Wednesday, October 14, 2015

Waiting for Gateau

The other day I experienced a delicious freedom (thus my title, which is French for cake). Driving home from teaching a late morning yoga class, I suddenly realized that no one was waiting for me. I stopped at a pricy grocery store where I shopped leisurely without spending too much, and then ordered a decaf chai. I stopped at the bank and the gas station, and took my time unloading my car. Sounds like an ordinary day? Au contraire.

Why would this be cause for celebration? Perhaps it’s because even though knowing that someone or something (a puppy, cat, or even a fish needing to be fed) is waiting for us can be a warm and fuzzy feeling, it can also cause us to rush, feel distracted, pressured, or guilty about “taking our time.” In fact there’s something slightly distasteful about that very phrase when it’s said in a certain manner, i.e. “She’s certainly taking her time in bringing our coffees.” Sigh.

It’s lovely knowing that someone is waiting at home, and I am grateful for the years, nay decades, when my children were waiting for me to get back from wherever I was even if I was gone only for a brief interlude. It was charming to know that they loved me so much that my very absence caused tears, even if I had just run down to the corner to buy milk. I also admit it’s heart-warming when my husband welcomes me home with open arms and says, “Where were you?

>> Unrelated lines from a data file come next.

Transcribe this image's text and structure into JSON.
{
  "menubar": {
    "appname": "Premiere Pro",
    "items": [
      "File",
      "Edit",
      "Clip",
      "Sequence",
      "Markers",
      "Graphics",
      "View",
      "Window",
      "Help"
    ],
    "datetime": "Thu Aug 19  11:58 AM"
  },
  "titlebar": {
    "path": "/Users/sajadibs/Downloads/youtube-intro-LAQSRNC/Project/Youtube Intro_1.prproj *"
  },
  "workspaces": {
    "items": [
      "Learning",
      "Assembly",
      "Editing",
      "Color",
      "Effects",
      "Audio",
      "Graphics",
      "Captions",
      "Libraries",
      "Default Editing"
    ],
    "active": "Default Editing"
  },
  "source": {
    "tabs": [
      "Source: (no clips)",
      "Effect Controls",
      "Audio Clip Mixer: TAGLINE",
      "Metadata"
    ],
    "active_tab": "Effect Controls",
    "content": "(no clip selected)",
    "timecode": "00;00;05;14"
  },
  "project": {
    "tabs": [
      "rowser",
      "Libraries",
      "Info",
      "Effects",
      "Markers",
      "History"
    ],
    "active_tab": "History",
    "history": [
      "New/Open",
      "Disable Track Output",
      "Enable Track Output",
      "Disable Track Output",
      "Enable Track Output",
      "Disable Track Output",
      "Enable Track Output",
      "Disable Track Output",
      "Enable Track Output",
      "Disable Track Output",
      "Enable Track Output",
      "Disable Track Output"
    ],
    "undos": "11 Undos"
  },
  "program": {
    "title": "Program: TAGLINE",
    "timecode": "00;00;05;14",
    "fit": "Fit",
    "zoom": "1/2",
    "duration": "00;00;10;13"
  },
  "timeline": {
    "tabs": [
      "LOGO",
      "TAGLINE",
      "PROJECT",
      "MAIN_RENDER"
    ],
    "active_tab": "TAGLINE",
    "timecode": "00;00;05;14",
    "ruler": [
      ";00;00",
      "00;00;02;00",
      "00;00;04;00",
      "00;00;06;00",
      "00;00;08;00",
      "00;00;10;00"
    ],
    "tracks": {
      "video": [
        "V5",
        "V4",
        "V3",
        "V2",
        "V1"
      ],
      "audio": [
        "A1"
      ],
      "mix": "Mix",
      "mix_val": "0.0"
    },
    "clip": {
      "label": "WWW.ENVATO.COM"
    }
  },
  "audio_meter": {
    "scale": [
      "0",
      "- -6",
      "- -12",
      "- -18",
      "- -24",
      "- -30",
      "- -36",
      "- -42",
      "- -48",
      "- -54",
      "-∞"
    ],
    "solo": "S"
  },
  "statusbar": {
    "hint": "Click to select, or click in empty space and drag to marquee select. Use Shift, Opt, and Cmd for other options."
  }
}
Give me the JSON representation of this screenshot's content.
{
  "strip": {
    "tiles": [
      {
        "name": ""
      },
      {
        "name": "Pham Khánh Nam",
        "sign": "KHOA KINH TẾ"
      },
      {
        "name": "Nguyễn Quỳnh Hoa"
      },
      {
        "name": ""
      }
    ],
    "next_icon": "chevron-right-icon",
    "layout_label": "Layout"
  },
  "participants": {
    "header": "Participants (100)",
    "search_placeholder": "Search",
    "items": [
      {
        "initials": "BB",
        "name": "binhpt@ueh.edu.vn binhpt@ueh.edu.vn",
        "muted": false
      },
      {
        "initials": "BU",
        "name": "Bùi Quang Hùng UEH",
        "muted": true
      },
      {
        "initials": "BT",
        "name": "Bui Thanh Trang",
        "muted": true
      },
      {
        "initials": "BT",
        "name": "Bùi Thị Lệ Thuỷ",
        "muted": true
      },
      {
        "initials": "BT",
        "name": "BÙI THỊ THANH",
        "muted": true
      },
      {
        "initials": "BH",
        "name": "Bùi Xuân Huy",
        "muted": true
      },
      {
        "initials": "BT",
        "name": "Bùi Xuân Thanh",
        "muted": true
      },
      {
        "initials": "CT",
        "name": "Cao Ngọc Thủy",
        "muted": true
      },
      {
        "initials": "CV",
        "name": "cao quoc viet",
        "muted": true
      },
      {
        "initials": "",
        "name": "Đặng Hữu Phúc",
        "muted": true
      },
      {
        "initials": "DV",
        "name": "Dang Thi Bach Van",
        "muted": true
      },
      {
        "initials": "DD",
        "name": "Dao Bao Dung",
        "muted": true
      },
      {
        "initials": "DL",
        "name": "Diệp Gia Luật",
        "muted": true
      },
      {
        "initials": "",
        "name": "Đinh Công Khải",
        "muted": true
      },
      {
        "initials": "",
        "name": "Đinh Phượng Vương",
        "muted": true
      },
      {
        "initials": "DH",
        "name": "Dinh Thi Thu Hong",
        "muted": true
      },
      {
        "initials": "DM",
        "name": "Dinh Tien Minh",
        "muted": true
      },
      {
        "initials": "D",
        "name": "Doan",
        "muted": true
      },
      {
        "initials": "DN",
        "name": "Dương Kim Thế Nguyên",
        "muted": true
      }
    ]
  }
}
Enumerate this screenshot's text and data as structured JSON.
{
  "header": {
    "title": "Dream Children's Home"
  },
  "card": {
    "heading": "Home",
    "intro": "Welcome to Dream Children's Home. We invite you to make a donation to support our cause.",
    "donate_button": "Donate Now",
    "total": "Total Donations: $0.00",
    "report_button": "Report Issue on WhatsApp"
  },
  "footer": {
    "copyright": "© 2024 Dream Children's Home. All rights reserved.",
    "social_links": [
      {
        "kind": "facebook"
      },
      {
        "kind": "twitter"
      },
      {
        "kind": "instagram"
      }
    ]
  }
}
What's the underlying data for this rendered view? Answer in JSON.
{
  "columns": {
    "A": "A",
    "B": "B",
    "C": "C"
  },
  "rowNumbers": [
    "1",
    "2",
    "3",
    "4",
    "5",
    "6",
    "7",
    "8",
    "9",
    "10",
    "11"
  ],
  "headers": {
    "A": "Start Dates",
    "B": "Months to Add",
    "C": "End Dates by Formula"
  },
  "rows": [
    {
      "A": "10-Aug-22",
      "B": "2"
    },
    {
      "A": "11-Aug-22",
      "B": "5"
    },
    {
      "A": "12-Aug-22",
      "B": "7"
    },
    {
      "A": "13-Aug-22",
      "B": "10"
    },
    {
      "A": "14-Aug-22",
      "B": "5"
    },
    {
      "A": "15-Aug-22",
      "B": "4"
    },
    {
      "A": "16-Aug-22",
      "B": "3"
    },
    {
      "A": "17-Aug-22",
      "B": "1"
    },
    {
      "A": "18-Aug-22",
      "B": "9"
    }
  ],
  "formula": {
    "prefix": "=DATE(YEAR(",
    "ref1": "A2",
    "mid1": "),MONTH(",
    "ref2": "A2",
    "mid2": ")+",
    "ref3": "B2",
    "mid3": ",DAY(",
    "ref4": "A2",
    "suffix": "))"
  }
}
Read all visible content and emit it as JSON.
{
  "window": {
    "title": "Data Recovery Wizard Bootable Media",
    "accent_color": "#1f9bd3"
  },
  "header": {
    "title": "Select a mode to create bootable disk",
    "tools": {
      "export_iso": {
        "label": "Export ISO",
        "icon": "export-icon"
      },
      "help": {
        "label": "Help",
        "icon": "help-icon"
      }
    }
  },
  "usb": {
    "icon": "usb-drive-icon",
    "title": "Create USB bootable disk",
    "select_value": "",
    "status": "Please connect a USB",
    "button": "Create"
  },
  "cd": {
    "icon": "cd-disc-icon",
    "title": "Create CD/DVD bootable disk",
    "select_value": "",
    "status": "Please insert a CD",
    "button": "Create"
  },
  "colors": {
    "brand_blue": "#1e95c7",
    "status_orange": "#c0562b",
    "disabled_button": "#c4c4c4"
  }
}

I was worried!” (Words my mom used to say all too often.) I appreciate the fact that he gives a damn about where I am, and is happy when I’m back (even if it’s just because I promised to make dinner). I’m also aware that when my recent-grad son moves out of the house again, empty nest syndrome will most likely rear its ugly head and I’ll be miserable (at least for a few weeks).

Still…being waited for can be taxing. It can cause us to gulp down our lunch or forget to buy stamps or trip over curbs in our haste to alleviate the torment of the one who waits. It’s like an irritating fly that keeps buzzing around our ears, “You’d better hurry. So-and-so is waiting!” Or, “You’d better not glance in the window of that shoe shop because there will be hell to pay if so-and-so has to wait any longer!”

You get my drift. I love those who wait for me, wherever I am, and wherever I’ve gone. But I also love the glorious freedom that comes—once in a while—when no one is wondering where I am or when I will resurface. It’s a heady feeling just to dawdle and “take my time,” knowing that time is exactly that: for the taking.